Need to Know: Painting Plaster Walls - Premier Plastering
 

Need to Know: Painting Plaster Walls

Need to Know: Painting Plaster Walls

If you have newly-plastered walls in your home, then there are a few things you need to know before you start painting them.

1. Seal it

New plaster needs to be sealed to make it less absorbent and to help the top coat adhere better. A common way to seal it is with watered-down emulsion, also known as a mist coat. The plaster sucks up the water and becomes less absorbent. After the mist coat is applied, you’ll be able to see where you need to fill more easily than you would with bare plaster.

2. Use watered-down emulsion

Watered-down emulsion is messy to work with because it drips much more than standard emulsion. Be careful to wipe, use a roller, or brush-out drips right away in order to avoid a bad finish. The paint dries quickly because the plaster is absorbent. If your topcoat is white, it’s best to use watered-down white emulsion for the mist coat. Otherwise, you’ll end up having to do more coats of topcoat than you need to.

3. The trouble with white topcoat

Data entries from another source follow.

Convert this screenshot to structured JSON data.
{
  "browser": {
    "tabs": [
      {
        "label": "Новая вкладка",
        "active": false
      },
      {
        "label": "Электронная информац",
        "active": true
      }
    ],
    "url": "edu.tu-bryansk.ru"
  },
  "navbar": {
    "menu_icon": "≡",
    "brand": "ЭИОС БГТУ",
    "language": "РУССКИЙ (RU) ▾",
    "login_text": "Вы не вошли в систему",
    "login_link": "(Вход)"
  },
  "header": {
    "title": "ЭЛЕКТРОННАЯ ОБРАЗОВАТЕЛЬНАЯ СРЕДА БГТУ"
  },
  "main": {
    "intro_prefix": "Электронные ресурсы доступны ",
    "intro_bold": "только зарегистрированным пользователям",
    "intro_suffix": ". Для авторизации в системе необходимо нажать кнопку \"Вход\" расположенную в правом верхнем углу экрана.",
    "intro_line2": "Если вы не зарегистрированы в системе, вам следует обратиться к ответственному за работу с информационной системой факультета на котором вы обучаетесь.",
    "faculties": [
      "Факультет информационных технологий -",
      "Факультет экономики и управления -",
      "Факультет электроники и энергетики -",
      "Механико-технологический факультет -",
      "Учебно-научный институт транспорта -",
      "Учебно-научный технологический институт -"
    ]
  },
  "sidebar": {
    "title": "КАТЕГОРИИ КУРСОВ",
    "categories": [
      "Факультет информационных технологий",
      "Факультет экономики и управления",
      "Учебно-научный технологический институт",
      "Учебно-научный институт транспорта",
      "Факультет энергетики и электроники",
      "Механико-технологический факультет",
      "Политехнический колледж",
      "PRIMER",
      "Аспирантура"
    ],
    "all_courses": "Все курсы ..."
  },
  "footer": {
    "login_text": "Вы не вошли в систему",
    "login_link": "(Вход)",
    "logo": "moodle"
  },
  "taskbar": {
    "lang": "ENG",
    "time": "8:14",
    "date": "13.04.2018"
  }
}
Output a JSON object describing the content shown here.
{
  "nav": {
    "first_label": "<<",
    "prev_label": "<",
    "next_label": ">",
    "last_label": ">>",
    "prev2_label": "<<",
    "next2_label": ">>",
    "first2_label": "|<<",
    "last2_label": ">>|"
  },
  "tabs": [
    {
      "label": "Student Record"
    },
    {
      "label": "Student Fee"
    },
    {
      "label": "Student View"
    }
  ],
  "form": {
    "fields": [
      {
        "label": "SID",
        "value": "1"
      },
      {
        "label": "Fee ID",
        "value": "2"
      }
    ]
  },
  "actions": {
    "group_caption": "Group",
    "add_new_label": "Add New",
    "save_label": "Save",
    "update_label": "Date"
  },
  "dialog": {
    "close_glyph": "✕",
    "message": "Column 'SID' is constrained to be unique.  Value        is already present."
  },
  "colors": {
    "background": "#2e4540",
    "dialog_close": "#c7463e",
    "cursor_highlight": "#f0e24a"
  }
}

Using a white topcoat on new plaster means that it can take multiple patches of topcoat to cover. To save time and paint, use a stain block or a base coat emulsion on these patches. There are products specifically designed for new plaster (they need to be diluted with 20% water for the first coat) and problem walls. It seals the plaster and also fills hairline cracks, which sometimes appear in newly plastered walls and ceilings. This can especially happen if the walls and ceilings are lath and plaster.

4. Specialist paints

Paints designed to be applied directly to bare plaster are available in do-it-yourself stores. They’re more expensive than watering down cheap emulsion, but they’re much nicer to use because they don’t drip everywhere. Remember that it can be harder to get a good finish with them, though.

Watered-down emulsion produces what’s known as a ‘soft’ edge on new plaster, whereas bare plaster paints often produce a ‘harder’ edge that can adversely affect the finish. It is advisable to water down the first coat if you don’t mind making a mess. Painting plaster before it’s fully dry can cause the paint to peel, but some bare plaster paints allow the plaster to continue breathing and drying after the paint’s applied.

5. Dealing with damp

Sometimes patches of new plaster don’t dry out because of damp. Often the best solution is to remove the plaster back to the brickwork and hire a professional plasterer to do a waterproof render before re-plastering. This should stop any moisture in the brickwork coming back through the plaster. The cause of the damp should also be addressed by a professional at that time.

There are many quick fixes, such as applying damp paint/seal to the damp patches and then painting, or tiling or cladding the wall. However, you’re covering the damp rather than dealing with it and it may come through again once the damp paint/seal starts to fail.